"the boys from Dayton"
Bishop Milton Wright and Susan Catharine Wright had four sons: Reuchlin, Lorin, Wilbur, and Orville, and one daughter Katharine. Wilbur, their third son, was born on a small farm near Millville, Indiana April 16, 1867, while Orville (1871-1948) and later Katharine were born at 7 Hawthorn Street in Dayton. Bishop Wright moved frequently from job to job, so the Wrights shifted houses frequently, though the house on 7 Hawthorn Street remained long in the family's possession. Milton Wright minister in the Church of the United Brethren in Christ, moved his family to Dayton in 1867 so he could edit the church newspaper published there.
As youngsters, Wilbur and Orville looked to their mother for mechanical expertise and their father for intellectual challenge. Milton brought the boys various souvenirs and trinkets he found during his travels for the church. One such trinket, a toy helicopter-like top, sparked the boys' interest in flying. In school, Wilbur excelled, and would have graduated from high school if his family had not moved during his senior year. A skating accident and his mother's illness and subsequent death kept him from attending college. Orville was an average student, known for his mischievous behavior. He quit school before his senior year to start a printing business.
Orville wrote of his childhood: "We were lucky enough to grow up in an environment where there was always much encouragement to children to pursue intellectual interests; to investigate whatever aroused curiosity." The Wright household in Dayton had had two libraries: Books on theology were kept in the bishop's study, while the downstairs library had a large and diverse collection. Although Bishop Wright was a firm disciplinarian, both parents were loving and the family was a close one.
The first time Wilbur and Orville referred to themselves as "The Wright Brothers" was when they started their own printing firm at the ages of 22 and 18. Using a damaged tombstone and buggy parts, they built a press and printed odd jobs as well as their own newspaper.
In 1892, the brothers bought bicycles. They began repairing bicycles for friends, then started their own repair business. They opened up a bicycle shop in 1893, and three years later, made their own bicycles called Van Cleves and St. Clairs.
While nursing Orville, who was sick with typhoid in 1896, Wilbur read about the death of a famous German glider pilot. The news led him to take an interest in flying. On May 30, 1899, he wrote to the Smithsonian Institution for information on aeronautical research.

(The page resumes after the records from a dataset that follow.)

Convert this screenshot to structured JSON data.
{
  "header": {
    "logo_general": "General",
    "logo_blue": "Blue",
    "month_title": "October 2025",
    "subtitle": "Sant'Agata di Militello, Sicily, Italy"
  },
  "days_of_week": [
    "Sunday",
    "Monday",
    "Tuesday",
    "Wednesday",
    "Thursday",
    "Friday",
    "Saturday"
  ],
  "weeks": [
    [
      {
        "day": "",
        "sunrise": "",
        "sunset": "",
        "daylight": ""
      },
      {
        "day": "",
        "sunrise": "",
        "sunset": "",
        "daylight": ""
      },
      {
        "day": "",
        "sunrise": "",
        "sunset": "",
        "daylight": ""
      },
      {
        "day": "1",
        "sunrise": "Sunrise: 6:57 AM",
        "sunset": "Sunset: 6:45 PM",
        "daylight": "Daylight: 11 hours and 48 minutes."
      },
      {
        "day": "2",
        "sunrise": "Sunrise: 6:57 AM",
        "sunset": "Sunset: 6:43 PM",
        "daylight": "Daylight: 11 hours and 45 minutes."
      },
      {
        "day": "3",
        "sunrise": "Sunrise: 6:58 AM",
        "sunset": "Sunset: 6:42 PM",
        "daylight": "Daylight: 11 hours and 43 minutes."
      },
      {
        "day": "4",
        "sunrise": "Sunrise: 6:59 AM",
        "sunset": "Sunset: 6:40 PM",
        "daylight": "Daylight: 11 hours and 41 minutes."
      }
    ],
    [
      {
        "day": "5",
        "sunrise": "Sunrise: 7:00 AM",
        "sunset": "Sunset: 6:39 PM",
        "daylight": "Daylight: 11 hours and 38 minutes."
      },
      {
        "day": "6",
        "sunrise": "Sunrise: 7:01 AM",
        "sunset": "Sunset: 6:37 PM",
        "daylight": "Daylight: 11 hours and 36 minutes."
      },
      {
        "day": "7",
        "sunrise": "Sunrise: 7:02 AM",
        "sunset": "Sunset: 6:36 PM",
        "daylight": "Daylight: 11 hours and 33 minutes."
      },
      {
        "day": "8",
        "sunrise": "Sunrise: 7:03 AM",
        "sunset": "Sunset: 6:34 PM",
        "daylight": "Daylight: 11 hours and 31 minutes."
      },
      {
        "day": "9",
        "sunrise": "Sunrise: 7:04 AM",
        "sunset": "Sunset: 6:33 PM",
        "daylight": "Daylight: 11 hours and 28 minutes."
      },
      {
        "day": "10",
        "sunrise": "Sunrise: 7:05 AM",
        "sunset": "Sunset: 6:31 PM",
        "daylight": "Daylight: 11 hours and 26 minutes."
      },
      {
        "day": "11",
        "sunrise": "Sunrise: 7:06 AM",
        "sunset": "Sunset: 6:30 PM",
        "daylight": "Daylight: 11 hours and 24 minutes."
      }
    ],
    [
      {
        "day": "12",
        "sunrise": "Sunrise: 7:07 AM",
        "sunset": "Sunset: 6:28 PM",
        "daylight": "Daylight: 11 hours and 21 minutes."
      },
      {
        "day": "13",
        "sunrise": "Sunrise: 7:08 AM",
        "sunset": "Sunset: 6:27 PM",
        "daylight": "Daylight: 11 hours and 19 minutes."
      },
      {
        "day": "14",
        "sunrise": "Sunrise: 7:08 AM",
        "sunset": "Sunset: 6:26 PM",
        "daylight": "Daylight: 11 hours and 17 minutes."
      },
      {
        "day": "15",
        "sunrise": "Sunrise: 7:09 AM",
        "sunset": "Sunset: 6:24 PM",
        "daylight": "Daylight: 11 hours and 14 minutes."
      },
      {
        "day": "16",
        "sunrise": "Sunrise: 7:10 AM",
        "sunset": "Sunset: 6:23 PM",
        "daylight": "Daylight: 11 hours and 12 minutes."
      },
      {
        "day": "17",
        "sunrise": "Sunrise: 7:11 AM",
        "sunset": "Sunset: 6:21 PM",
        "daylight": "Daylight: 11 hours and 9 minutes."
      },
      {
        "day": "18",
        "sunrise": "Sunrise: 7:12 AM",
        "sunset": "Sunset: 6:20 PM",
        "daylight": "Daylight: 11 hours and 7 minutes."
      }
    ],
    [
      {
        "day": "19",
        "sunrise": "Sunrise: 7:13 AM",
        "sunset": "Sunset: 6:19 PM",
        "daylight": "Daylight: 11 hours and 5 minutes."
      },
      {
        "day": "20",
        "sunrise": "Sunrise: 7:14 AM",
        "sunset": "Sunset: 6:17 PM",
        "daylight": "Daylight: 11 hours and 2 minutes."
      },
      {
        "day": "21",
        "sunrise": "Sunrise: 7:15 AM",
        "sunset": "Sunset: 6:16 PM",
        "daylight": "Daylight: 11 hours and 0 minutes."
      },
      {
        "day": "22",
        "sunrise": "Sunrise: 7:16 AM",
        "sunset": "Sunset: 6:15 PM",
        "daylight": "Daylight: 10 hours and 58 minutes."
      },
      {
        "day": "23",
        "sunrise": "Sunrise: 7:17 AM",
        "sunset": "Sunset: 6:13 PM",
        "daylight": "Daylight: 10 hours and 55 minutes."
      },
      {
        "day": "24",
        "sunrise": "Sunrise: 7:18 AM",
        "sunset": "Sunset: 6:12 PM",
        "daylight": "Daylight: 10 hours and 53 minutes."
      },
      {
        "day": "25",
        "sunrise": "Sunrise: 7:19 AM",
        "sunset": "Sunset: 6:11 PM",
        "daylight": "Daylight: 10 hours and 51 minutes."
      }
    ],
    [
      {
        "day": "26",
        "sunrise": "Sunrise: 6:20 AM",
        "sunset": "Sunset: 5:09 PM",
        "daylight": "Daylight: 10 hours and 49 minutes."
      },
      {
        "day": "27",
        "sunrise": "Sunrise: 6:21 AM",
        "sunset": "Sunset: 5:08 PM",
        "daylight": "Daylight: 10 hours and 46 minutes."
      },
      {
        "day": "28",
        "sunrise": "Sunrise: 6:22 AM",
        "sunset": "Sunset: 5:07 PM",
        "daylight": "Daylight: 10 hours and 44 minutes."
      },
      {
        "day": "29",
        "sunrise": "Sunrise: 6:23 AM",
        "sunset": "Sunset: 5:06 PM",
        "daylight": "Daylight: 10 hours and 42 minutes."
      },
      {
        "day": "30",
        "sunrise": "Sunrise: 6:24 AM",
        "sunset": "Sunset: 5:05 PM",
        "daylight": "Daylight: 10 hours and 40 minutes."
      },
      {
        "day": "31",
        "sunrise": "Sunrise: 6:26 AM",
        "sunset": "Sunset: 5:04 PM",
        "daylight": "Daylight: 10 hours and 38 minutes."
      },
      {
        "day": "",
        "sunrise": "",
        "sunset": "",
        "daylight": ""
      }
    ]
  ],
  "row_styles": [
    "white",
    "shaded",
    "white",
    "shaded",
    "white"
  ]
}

Within a few months after writing the Smithsonian, Wilbur read all he could find about flying. During this research he defined the basic elements of flying. Of all the early aviators, Wilbur alone recognized the need to control a flying machine in its 3 axes of motion: pitch, roll, and yaw. His solution: controlling wing shape during the flight with a process called 'wing warping.' He came up with the revolutionary system by twisting an empty bicycle tube box with the ends removed. Twisting the surface of each 'wing' changed its position in relation to oncoming wind. Such changes in position would result in changes in the direction of flight. Wilbur tested his theory using a small kite, and it worked.
Having designed a propeller with the same principles they used in their wing design, Wilbur and Orville then built their own 4-cylinder, 12-horsepower engine. They built the 1903 Flyer in sections in the back room of their cycle shop at 1127 West Third in Dayton.
When completed, the plane was shipped down to Kitty Hawk and assembled. On December 14, 1903, Wilbur won a coin toss and made the first attempt to fly the machine. He stalled it on take-off, causing some minor damage. The plane was repaired, and Orville made the next attempt on December 17. At 10:35 a.m., he made the first heavier-than-air, machine powered flight in the world. In a flight lasting only 12 seconds and covering just 120 feet, Orville did what men and women had only dreamed of doing for centuries . . . he flew.
On Thursday, December 17, 1903, the historic day, it was Orville's turn to pilot. As Orville was riding the plane along the track made for a speed, the strong headwind allowed Wilbur to keep up easily, steadying the right wing as Orville had done 3 days earlier. Just after the Wright flyer lifted off the monorail, the famous picture was taken, possibly the most reproduced photograph ever, which Orville had set up (having asked one of the men simply to squeeze the shutter bulb after takeoff).
The telegram reproduced above was sent by Orville to his father in Dayton and subsequently to the world that that the first powered flight had occurred read:
176 C KA C8 33 Paid. Via Norfolk
Kitty Hawk, N C Dec 17
Bishop M. Wright
7 Hawthorne St
Success four flights thursday morning all against twenty one mile wind started from Level with engine power alone average speed through air thirty one miles longest 57 seconds inform Press home Christmas. Orevelle Wright
Having satisfied themselves that powered flight was viable, the Wright Brothers returned to Dayton where they worked in perfected their flying machine. Working out of their bicycle shop, they conducted exhaustive research using a wind-tunnel they had designed and built, meticulously making notes on changes in their flyer.
After analyzing this research, they built another flyer and flew it from Huffman Prairie where they had made a make-shift air field. On October 5, 1905, they successfully flew their plane for over 39 minutes flying circles around the field. Controlled powered flight was now possible.